Cuomo says as the storm intensifies, New Yorkers need not panic, but he warns, no one should take the storm predictions lightly, and stay home. He says leave the roads free for emergency vehicles and don’t go to take pictures on the beach.
The Governor says things can go bad very fast.
“When it goes bad, it goes very bad”, he said.
Across the state
Here is the latest from the Associated Press on Hurricane Sandy's impacts along the coast:
Forecasters say Hurricane Sandy is about 310 miles south-southeast of New York City, and the center of the storm is expected to be near the mid-Atlantic coast tonight.
The National Hurricane Center says that the storm has top sustained winds of 85 mph, with higher gusts. It is moving toward the north-northwest at 20 mph. Hurricane-force winds extend up to 175 miles from the storm's center.
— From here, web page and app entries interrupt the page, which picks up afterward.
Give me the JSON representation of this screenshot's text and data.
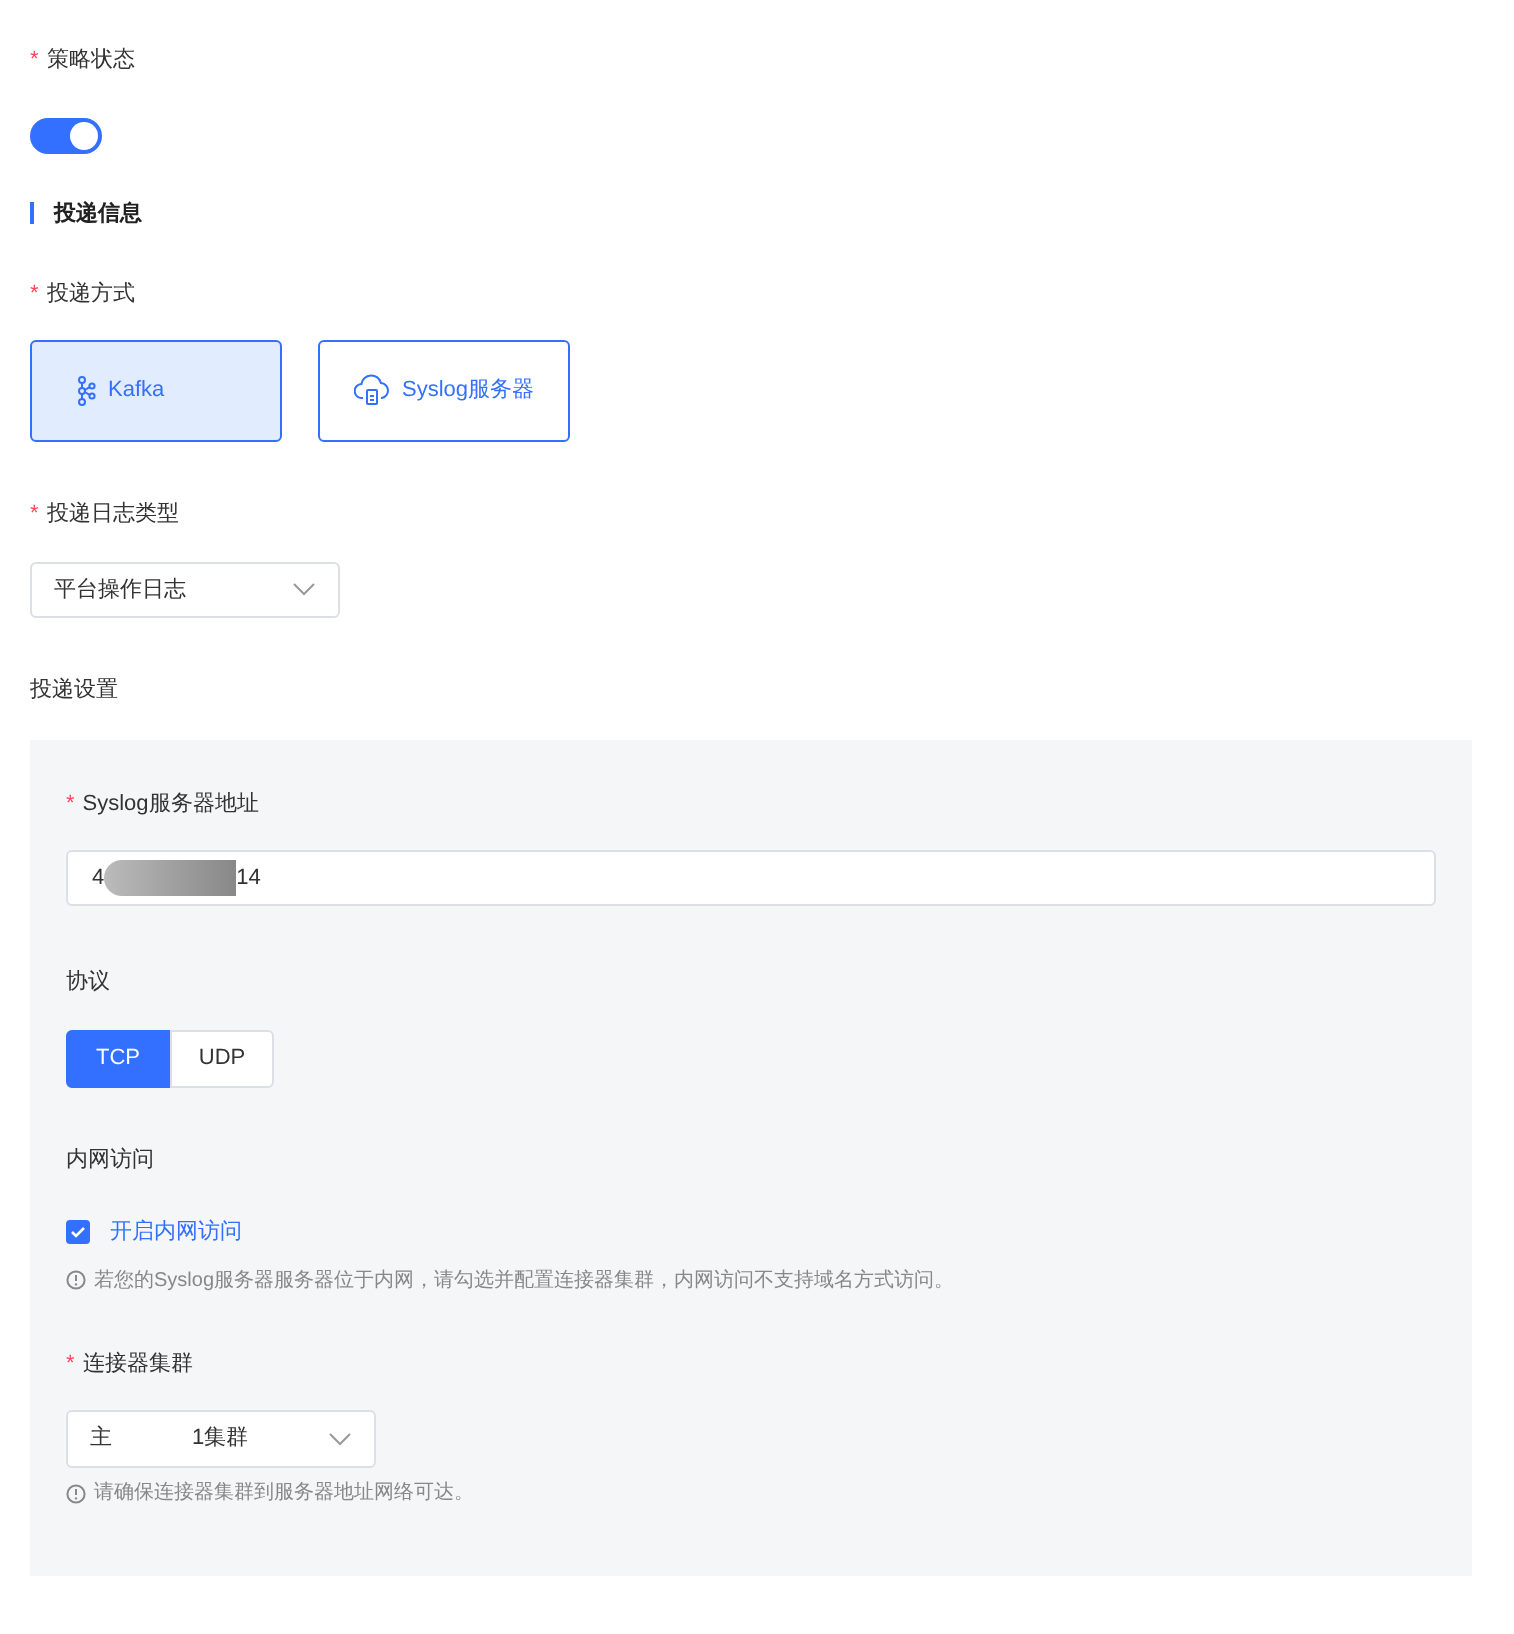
{
  "policy_status": {
    "label": "策略状态",
    "required": "*",
    "on": true
  },
  "section": {
    "title": "投递信息"
  },
  "delivery_method": {
    "label": "投递方式",
    "required": "*",
    "options": [
      {
        "kind": "kafka",
        "label": "Kafka",
        "selected": true
      },
      {
        "kind": "syslog",
        "label": "Syslog服务器",
        "selected": false
      }
    ]
  },
  "log_type": {
    "label": "投递日志类型",
    "required": "*",
    "value": "平台操作日志"
  },
  "settings": {
    "title": "投递设置",
    "server_address": {
      "label": "Syslog服务器地址",
      "required": "*",
      "value_start": "4",
      "value_end": "14"
    },
    "protocol": {
      "label": "协议",
      "options": [
        {
          "label": "TCP",
          "selected": true
        },
        {
          "label": "UDP",
          "selected": false
        }
      ]
    },
    "intranet": {
      "label": "内网访问",
      "checkbox": {
        "label": "开启内网访问",
        "checked": true
      },
      "hint": "若您的Syslog服务器服务器位于内网，请勾选并配置连接器集群，内网访问不支持域名方式访问。"
    },
    "connector_cluster": {
      "label": "连接器集群",
      "required": "*",
      "value_start": "主",
      "value_end": "1集群",
      "hint": "请确保连接器集群到服务器地址网络可达。"
    }
  }
}
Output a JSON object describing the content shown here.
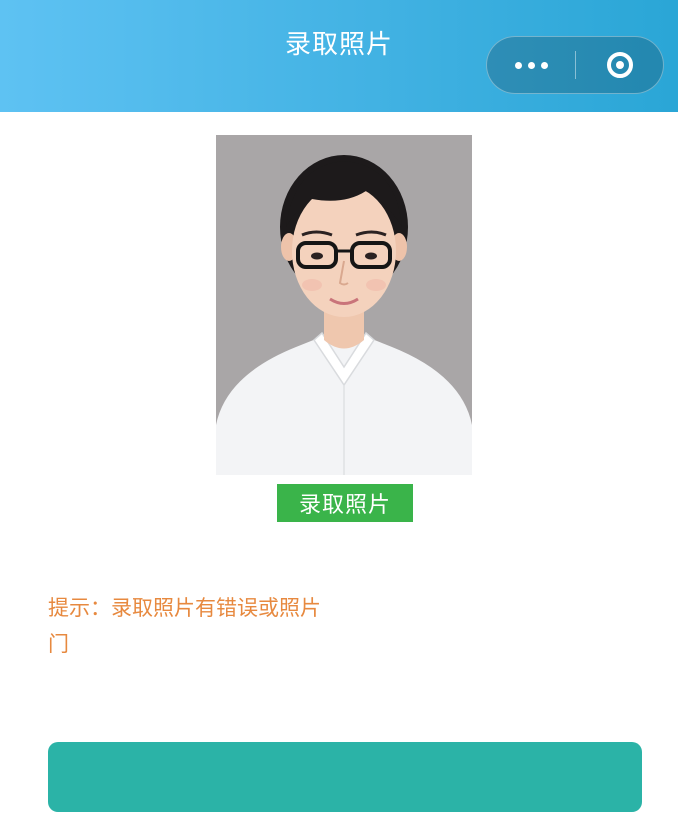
{
  "header": {
    "title": "录取照片",
    "bg_color": "#42b2e3",
    "capsule_more_icon": "more-dots-icon",
    "capsule_close_icon": "miniprogram-close-icon"
  },
  "photo": {
    "description_icon": "admission-photo"
  },
  "record_button": {
    "label": "录取照片",
    "color": "#3ab44a"
  },
  "tip": {
    "line1": "提示：录取照片有错误或照片",
    "line2": "门",
    "color": "#e7893f"
  },
  "bottom_button": {
    "label": "",
    "color": "#2bb3a7"
  }
}
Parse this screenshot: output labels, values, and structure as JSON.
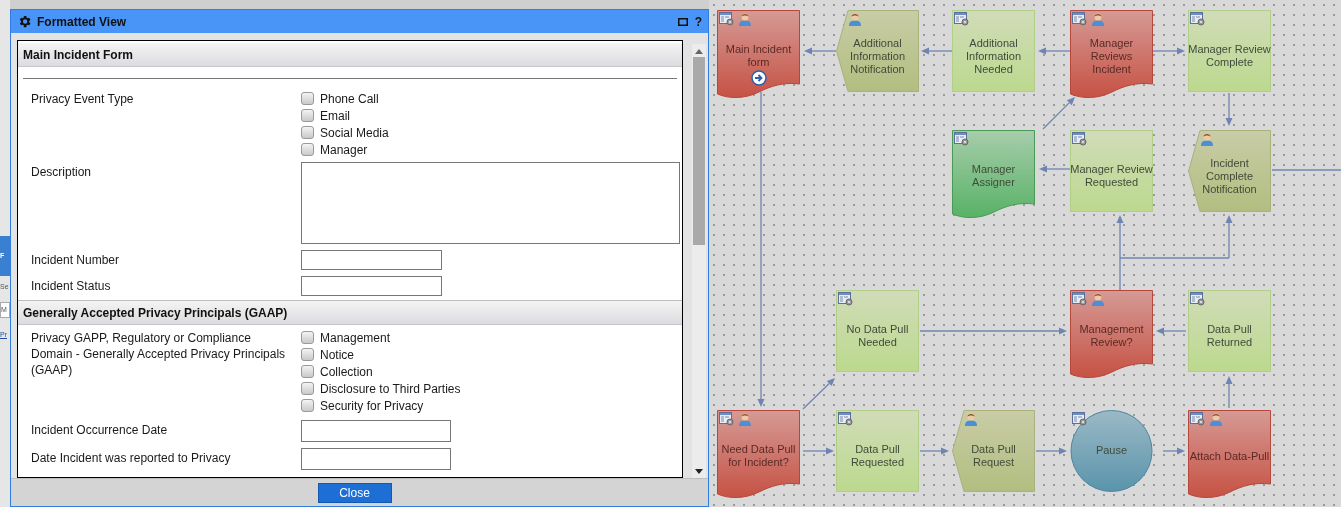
{
  "background": {
    "fragments": [
      {
        "text": "F",
        "kind": "band"
      },
      {
        "text": "Se",
        "kind": "plain"
      },
      {
        "text": "M",
        "kind": "field"
      },
      {
        "text": "Pr",
        "kind": "link"
      }
    ]
  },
  "dialog": {
    "title": "Formatted View",
    "help": "?",
    "button": "Close",
    "sections": [
      {
        "title": "Main Incident Form",
        "rule": true,
        "rows": [
          {
            "label": "Privacy Event Type",
            "kind": "checkboxes",
            "options": [
              {
                "label": "Phone Call",
                "checked": false
              },
              {
                "label": "Email",
                "checked": false
              },
              {
                "label": "Social Media",
                "checked": false
              },
              {
                "label": "Manager",
                "checked": false
              }
            ]
          },
          {
            "label": "Description",
            "kind": "textarea"
          },
          {
            "label": "Incident Number",
            "kind": "text"
          },
          {
            "label": "Incident Status",
            "kind": "text"
          }
        ]
      },
      {
        "title": "Generally Accepted Privacy Principals (GAAP)",
        "rule": false,
        "rows": [
          {
            "label": "Privacy GAPP, Regulatory or Compliance Domain - Generally Accepted Privacy Principals (GAAP)",
            "kind": "checkboxes",
            "options": [
              {
                "label": "Management",
                "checked": false
              },
              {
                "label": "Notice",
                "checked": false
              },
              {
                "label": "Collection",
                "checked": false
              },
              {
                "label": "Disclosure to Third Parties",
                "checked": false
              },
              {
                "label": "Security for Privacy",
                "checked": false
              }
            ]
          },
          {
            "label": "Incident Occurrence Date",
            "kind": "date"
          },
          {
            "label": "Date Incident was reported to Privacy",
            "kind": "date"
          }
        ]
      }
    ]
  },
  "workflow": {
    "rows": [
      [
        {
          "label": "Main Incident form",
          "kind": "task",
          "form_icon": true,
          "person_icon": true,
          "current": true
        },
        {
          "label": "Additional Information Notification",
          "kind": "notification",
          "form_icon": false,
          "person_icon": true,
          "current": false
        },
        {
          "label": "Additional Information Needed",
          "kind": "step",
          "form_icon": true,
          "person_icon": false,
          "current": false
        },
        {
          "label": "Manager Reviews Incident",
          "kind": "task",
          "form_icon": true,
          "person_icon": true,
          "current": false
        },
        {
          "label": "Manager Review Complete",
          "kind": "step",
          "form_icon": true,
          "person_icon": false,
          "current": false
        }
      ],
      [
        null,
        null,
        {
          "label": "Manager Assigner",
          "kind": "assign",
          "form_icon": true,
          "person_icon": false,
          "current": false
        },
        {
          "label": "Manager Review Requested",
          "kind": "step",
          "form_icon": true,
          "person_icon": false,
          "current": false
        },
        {
          "label": "Incident Complete Notification",
          "kind": "notification",
          "form_icon": false,
          "person_icon": true,
          "current": false
        }
      ],
      [
        null,
        {
          "label": "No Data Pull Needed",
          "kind": "step",
          "form_icon": true,
          "person_icon": false,
          "current": false
        },
        null,
        {
          "label": "Management Review?",
          "kind": "task",
          "form_icon": true,
          "person_icon": true,
          "current": false
        },
        {
          "label": "Data Pull Returned",
          "kind": "step",
          "form_icon": true,
          "person_icon": false,
          "current": false
        }
      ],
      [
        {
          "label": "Need Data Pull for Incident?",
          "kind": "task",
          "form_icon": true,
          "person_icon": true,
          "current": false
        },
        {
          "label": "Data Pull Requested",
          "kind": "step",
          "form_icon": true,
          "person_icon": false,
          "current": false
        },
        {
          "label": "Data Pull Request",
          "kind": "notification",
          "form_icon": false,
          "person_icon": true,
          "current": false
        },
        {
          "label": "Pause",
          "kind": "pause",
          "form_icon": true,
          "person_icon": false,
          "current": false
        },
        {
          "label": "Attach Data-Pull",
          "kind": "task",
          "form_icon": true,
          "person_icon": true,
          "current": false
        }
      ]
    ]
  }
}
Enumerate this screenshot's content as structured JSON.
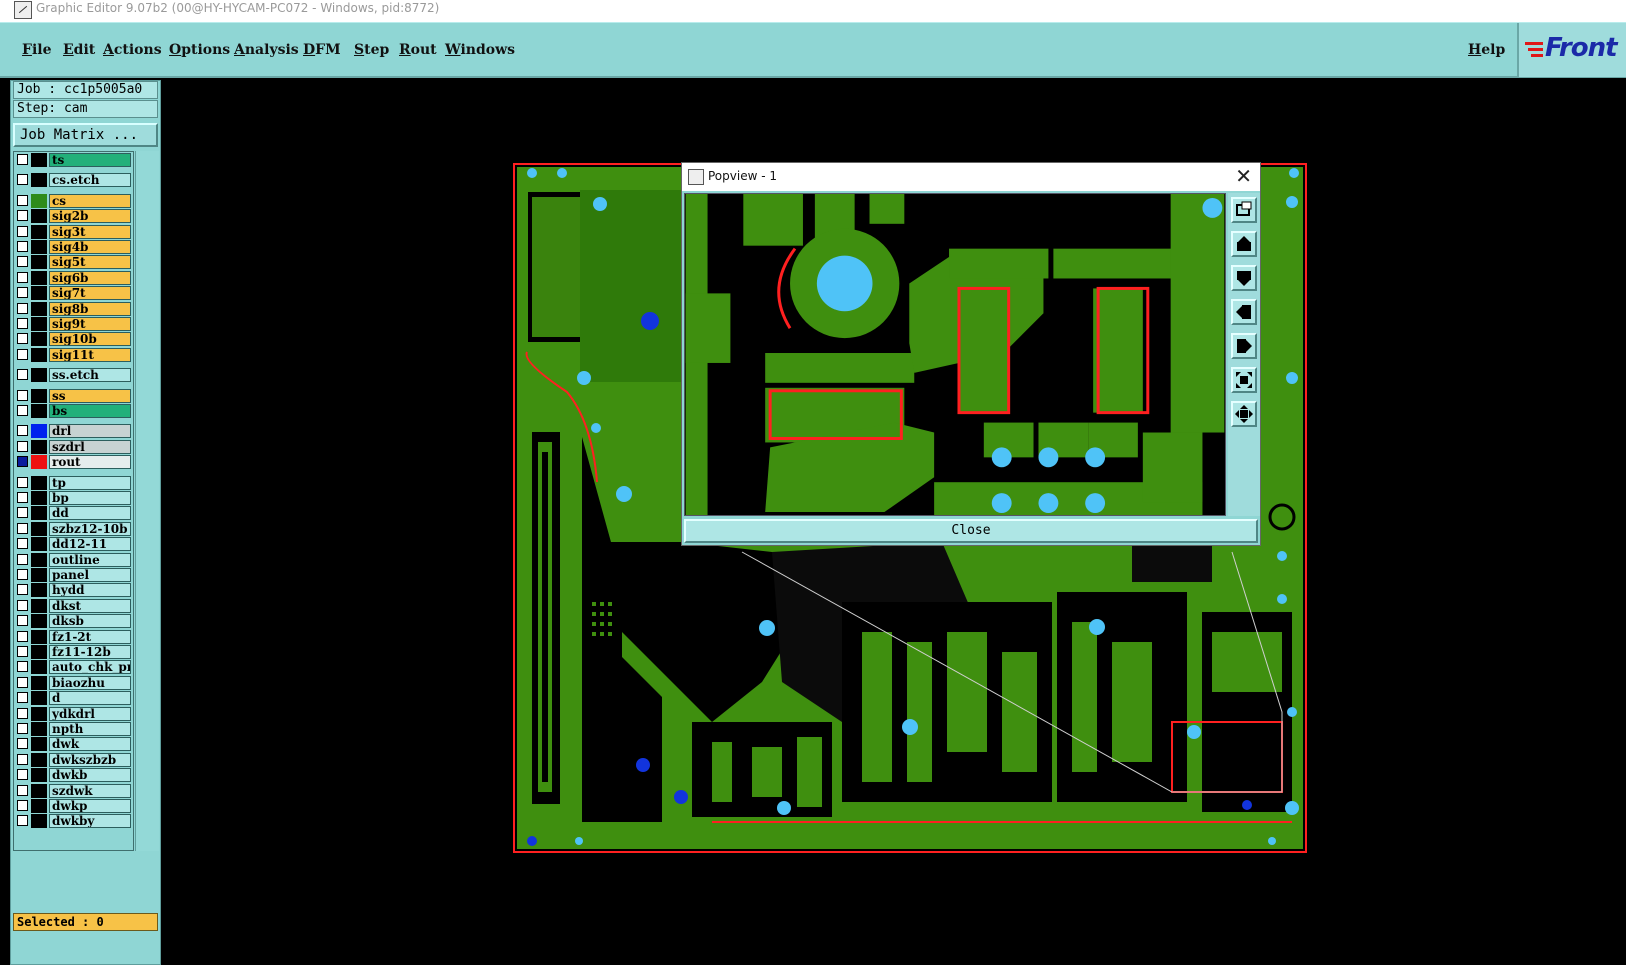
{
  "window": {
    "title": "Graphic Editor 9.07b2 (00@HY-HYCAM-PC072 - Windows, pid:8772)"
  },
  "menu": {
    "items": [
      "File",
      "Edit",
      "Actions",
      "Options",
      "Analysis",
      "DFM",
      "Step",
      "Rout",
      "Windows"
    ],
    "help": "Help"
  },
  "logo": {
    "text": "Front"
  },
  "panel": {
    "job": "Job : cc1p5005a0",
    "step": "Step: cam",
    "job_matrix": "Job Matrix ...",
    "selected": "Selected : 0"
  },
  "layers": [
    {
      "name": "ts",
      "type": "green",
      "color": "#000000",
      "checked": false
    },
    {
      "name": "cs.etch",
      "type": "cyan",
      "color": "#000000",
      "checked": false
    },
    {
      "name": "cs",
      "type": "orange",
      "color": "#2e8b1a",
      "checked": false
    },
    {
      "name": "sig2b",
      "type": "orange",
      "color": "#000000",
      "checked": false
    },
    {
      "name": "sig3t",
      "type": "orange",
      "color": "#000000",
      "checked": false
    },
    {
      "name": "sig4b",
      "type": "orange",
      "color": "#000000",
      "checked": false
    },
    {
      "name": "sig5t",
      "type": "orange",
      "color": "#000000",
      "checked": false
    },
    {
      "name": "sig6b",
      "type": "orange",
      "color": "#000000",
      "checked": false
    },
    {
      "name": "sig7t",
      "type": "orange",
      "color": "#000000",
      "checked": false
    },
    {
      "name": "sig8b",
      "type": "orange",
      "color": "#000000",
      "checked": false
    },
    {
      "name": "sig9t",
      "type": "orange",
      "color": "#000000",
      "checked": false
    },
    {
      "name": "sig10b",
      "type": "orange",
      "color": "#000000",
      "checked": false
    },
    {
      "name": "sig11t",
      "type": "orange",
      "color": "#000000",
      "checked": false
    },
    {
      "name": "ss.etch",
      "type": "cyan",
      "color": "#000000",
      "checked": false
    },
    {
      "name": "ss",
      "type": "orange",
      "color": "#000000",
      "checked": false
    },
    {
      "name": "bs",
      "type": "green",
      "color": "#000000",
      "checked": false
    },
    {
      "name": "drl",
      "type": "gray",
      "color": "#0022ee",
      "checked": false
    },
    {
      "name": "szdrl",
      "type": "gray",
      "color": "#000000",
      "checked": false
    },
    {
      "name": "rout",
      "type": "white",
      "color": "#ee1111",
      "checked": true
    },
    {
      "name": "tp",
      "type": "cyan",
      "color": "#000000",
      "checked": false
    },
    {
      "name": "bp",
      "type": "cyan",
      "color": "#000000",
      "checked": false
    },
    {
      "name": "dd",
      "type": "cyan",
      "color": "#000000",
      "checked": false
    },
    {
      "name": "szbz12-10b",
      "type": "cyan",
      "color": "#000000",
      "checked": false
    },
    {
      "name": "dd12-11",
      "type": "cyan",
      "color": "#000000",
      "checked": false
    },
    {
      "name": "outline",
      "type": "cyan",
      "color": "#000000",
      "checked": false
    },
    {
      "name": "panel",
      "type": "cyan",
      "color": "#000000",
      "checked": false
    },
    {
      "name": "hydd",
      "type": "cyan",
      "color": "#000000",
      "checked": false
    },
    {
      "name": "dkst",
      "type": "cyan",
      "color": "#000000",
      "checked": false
    },
    {
      "name": "dksb",
      "type": "cyan",
      "color": "#000000",
      "checked": false
    },
    {
      "name": "fz1-2t",
      "type": "cyan",
      "color": "#000000",
      "checked": false
    },
    {
      "name": "fz11-12b",
      "type": "cyan",
      "color": "#000000",
      "checked": false
    },
    {
      "name": "auto_chk_pn",
      "type": "cyan",
      "color": "#000000",
      "checked": false
    },
    {
      "name": "biaozhu",
      "type": "cyan",
      "color": "#000000",
      "checked": false
    },
    {
      "name": "d",
      "type": "cyan",
      "color": "#000000",
      "checked": false
    },
    {
      "name": "ydkdrl",
      "type": "cyan",
      "color": "#000000",
      "checked": false
    },
    {
      "name": "npth",
      "type": "cyan",
      "color": "#000000",
      "checked": false
    },
    {
      "name": "dwk",
      "type": "cyan",
      "color": "#000000",
      "checked": false
    },
    {
      "name": "dwkszbzb",
      "type": "cyan",
      "color": "#000000",
      "checked": false
    },
    {
      "name": "dwkb",
      "type": "cyan",
      "color": "#000000",
      "checked": false
    },
    {
      "name": "szdwk",
      "type": "cyan",
      "color": "#000000",
      "checked": false
    },
    {
      "name": "dwkp",
      "type": "cyan",
      "color": "#000000",
      "checked": false
    },
    {
      "name": "dwkby",
      "type": "cyan",
      "color": "#000000",
      "checked": false
    }
  ],
  "colors": {
    "board_green": "#3f8f0f",
    "trace_red": "#ff2020",
    "pad_cyan": "#4fc3f7",
    "drill_blue": "#1234dd",
    "menu_bg": "#8fd6d4",
    "layer_orange": "#f7c247",
    "layer_green": "#22b07a",
    "layer_cyan": "#aee6e5",
    "layer_gray": "#c7d2d2"
  },
  "popview": {
    "title": "Popview - 1",
    "close_label": "Close",
    "tools": [
      "zoom-fit-icon",
      "pan-up-icon",
      "pan-down-icon",
      "pan-left-icon",
      "pan-right-icon",
      "zoom-out-icon",
      "zoom-in-icon"
    ]
  }
}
Sandy is on track to collide with a wintry storm moving in from the west and cold air streaming down from the Arctic.
Major metropolitan areas from Washington to Boston are bracing for what is expected to be a superstorm that could menace some 50 million people in the most heavily populated corridor in the nation.
The AP is also reporting some parts of New York are at a higher risk of flooding:
The National Weather Service has issued a flood warning for the Hudson River at Poughkeepsie, predicting the river will rise to 3½ feet above flood stage due to the storm surge from the Atlantic.
Moderate flooding is expected tonight around midnight, with the river subsiding below flood stage around 4 a.m. tomorrow.
The only other flooding predicted along upstate rivers and streams is in the Catskill Mountain region of southeastern New York.
Minor flooding is predicted tomorrow morning along the Schoharie Creek at Prattsville, a Catskill Mountain village that had severe flooding damage from Irene.
Minor flooding is also predicted tomorrow morning along the Esopus Creek at Cold Brook, the Rondout Creek at Rosendale, and the Wallkill River at Gardiner.
Here are some ways you can stay updated on the storm:
You can visit nyalert.gov to get the latest announcements from various state agencies. You can also sign up to receive text and email alerts.
National Grid has set up a special website for Hurricane Sandy. You can also sign up for text message alerts by texting 'STORM' to 'NGRID' (64743).
NPR's The Two-way blog is tracking, mapping and constantly posting Hurricane Sandy updates.
And you can track Sandy's path with this interactive map from the New York Times.